03/12/2023 09:25 PM
To activate the text-to-speech service, please first agree to the privacy policy below.
CNA file photo
CNA file photo

Taipei, March 12 (CNA) Shopee and Carousell, two online marketplaces based in Singapore, have been the two C2C platforms on which customers were most likely to fall victim to phishing scams in Taiwan over the past five weeks, the Criminal Investigation Bureau (CIB) said Sunday.

After analyzing information reported by the public on the 165 anti-fraud hotline, it was found that hackers have recently carried out phishing attacks on C2C ("consumer to consumer" or "customer to customer") online auction platforms such as Shopee and Carousell.

The attacks were aimed at stealing personal or business information used by customers to carry out online transactions, and the information was then used to conduct scams such as canceling installment payment setups, according to the CIB.

Since Shopee and Carousell are owned by companies in Singapore, they have only small staffs in Taiwan and have no professional information security team to assist people in protecting their accounts and passwords after being hacked.

The two online platforms have been referred to the Ministry of Digital Affairs (MODA) for investigation based on suspected violations of the Personal Data Protection Act.

Previously, the ministry had already conducted inspections of the two entities in December 2022 and asked the two platforms to make improvements, but no concrete actions were taken, according to the CIB.

In view of the high number of personal data breaches of major online shopping platforms in recent years, the CIB has regularly released the list of e-commerce platforms on which customers were at high risk of falling victim to fraud.

The CIB said fraud groups usually use hackers to steal people's transaction data (purchase time, product name, amount and payment method, etc.), and pose as customer service representatives of the companies concerned to trick shoppers into transferring money online or through an ATM to them.

The CIB said that from June 2022 to February 2023, it had sent notifications on up to 100 e-commerce companies suspected of leaking the personal data of customers to seven ministries, including the MODA, the Ministry of Health and Welfare, the Ministry of Education, the Ministry of Economic Affairs and the Ministry of Culture.

However, only about 10 percent of those e-commerce companies were subject to inspections and required to make improvements. In addition, there was no record of any punishments in the past year, according to the CIB.

On the other hand, the number of fraud cases related to cancelation of installment payment agreements caused by personal information leaks reached nearly 1,000 in just two months, and the financial losses have exceeded NT$100 million (US$3.25 million), the CIB said.

(By Huang Li-yun and Evelyn Kao)
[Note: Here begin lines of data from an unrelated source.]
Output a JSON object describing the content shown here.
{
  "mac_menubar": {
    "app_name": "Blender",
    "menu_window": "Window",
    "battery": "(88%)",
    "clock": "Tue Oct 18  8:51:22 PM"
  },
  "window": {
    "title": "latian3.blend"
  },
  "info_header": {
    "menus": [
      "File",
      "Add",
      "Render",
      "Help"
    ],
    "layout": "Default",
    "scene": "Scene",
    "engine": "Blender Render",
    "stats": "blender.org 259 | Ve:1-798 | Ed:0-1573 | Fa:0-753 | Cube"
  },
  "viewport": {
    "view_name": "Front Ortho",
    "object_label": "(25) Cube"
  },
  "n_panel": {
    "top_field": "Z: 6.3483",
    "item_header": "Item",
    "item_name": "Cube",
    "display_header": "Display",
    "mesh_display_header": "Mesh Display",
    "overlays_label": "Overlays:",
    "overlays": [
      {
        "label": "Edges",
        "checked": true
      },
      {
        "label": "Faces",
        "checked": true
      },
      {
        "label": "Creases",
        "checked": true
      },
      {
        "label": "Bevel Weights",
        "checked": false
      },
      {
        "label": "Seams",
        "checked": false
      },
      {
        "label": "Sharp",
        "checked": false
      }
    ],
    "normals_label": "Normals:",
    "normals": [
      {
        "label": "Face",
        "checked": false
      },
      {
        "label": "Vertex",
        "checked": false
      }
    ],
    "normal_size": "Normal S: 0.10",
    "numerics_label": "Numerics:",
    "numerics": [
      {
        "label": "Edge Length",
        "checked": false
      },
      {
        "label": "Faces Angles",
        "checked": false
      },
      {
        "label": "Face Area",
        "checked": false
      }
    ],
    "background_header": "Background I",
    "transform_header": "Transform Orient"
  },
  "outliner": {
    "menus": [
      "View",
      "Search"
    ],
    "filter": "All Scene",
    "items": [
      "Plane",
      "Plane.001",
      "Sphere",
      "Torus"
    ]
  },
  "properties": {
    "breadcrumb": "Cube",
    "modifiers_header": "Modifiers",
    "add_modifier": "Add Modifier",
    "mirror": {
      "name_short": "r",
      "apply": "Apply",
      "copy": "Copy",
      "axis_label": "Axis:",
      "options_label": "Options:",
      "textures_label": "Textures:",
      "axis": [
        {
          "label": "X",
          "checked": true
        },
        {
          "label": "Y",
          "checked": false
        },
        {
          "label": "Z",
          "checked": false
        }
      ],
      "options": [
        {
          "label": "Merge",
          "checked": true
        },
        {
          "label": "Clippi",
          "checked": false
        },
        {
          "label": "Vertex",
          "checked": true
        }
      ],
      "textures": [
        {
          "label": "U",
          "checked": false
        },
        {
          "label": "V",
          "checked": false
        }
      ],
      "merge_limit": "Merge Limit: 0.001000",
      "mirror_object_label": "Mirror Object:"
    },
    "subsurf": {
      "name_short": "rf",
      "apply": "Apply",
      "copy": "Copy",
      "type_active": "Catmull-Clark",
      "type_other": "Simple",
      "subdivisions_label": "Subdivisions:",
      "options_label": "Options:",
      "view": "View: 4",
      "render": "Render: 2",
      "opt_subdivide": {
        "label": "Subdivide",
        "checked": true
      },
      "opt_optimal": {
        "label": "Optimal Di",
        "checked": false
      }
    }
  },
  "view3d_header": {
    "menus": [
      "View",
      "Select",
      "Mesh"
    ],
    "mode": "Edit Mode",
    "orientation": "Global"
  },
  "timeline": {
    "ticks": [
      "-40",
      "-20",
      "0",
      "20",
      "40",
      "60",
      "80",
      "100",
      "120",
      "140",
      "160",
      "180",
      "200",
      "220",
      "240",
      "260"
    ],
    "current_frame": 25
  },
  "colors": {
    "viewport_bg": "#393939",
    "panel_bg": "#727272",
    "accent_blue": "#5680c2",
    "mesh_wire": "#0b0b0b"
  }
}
> Chinese Version
    We value your privacy.
    Focus Taiwan (CNA) uses tracking technologies to provide better reading experiences, but it also respects readers' privacy. Click here to find out more about Focus Taiwan's privacy policy. When you close this window, it means you agree with this policy.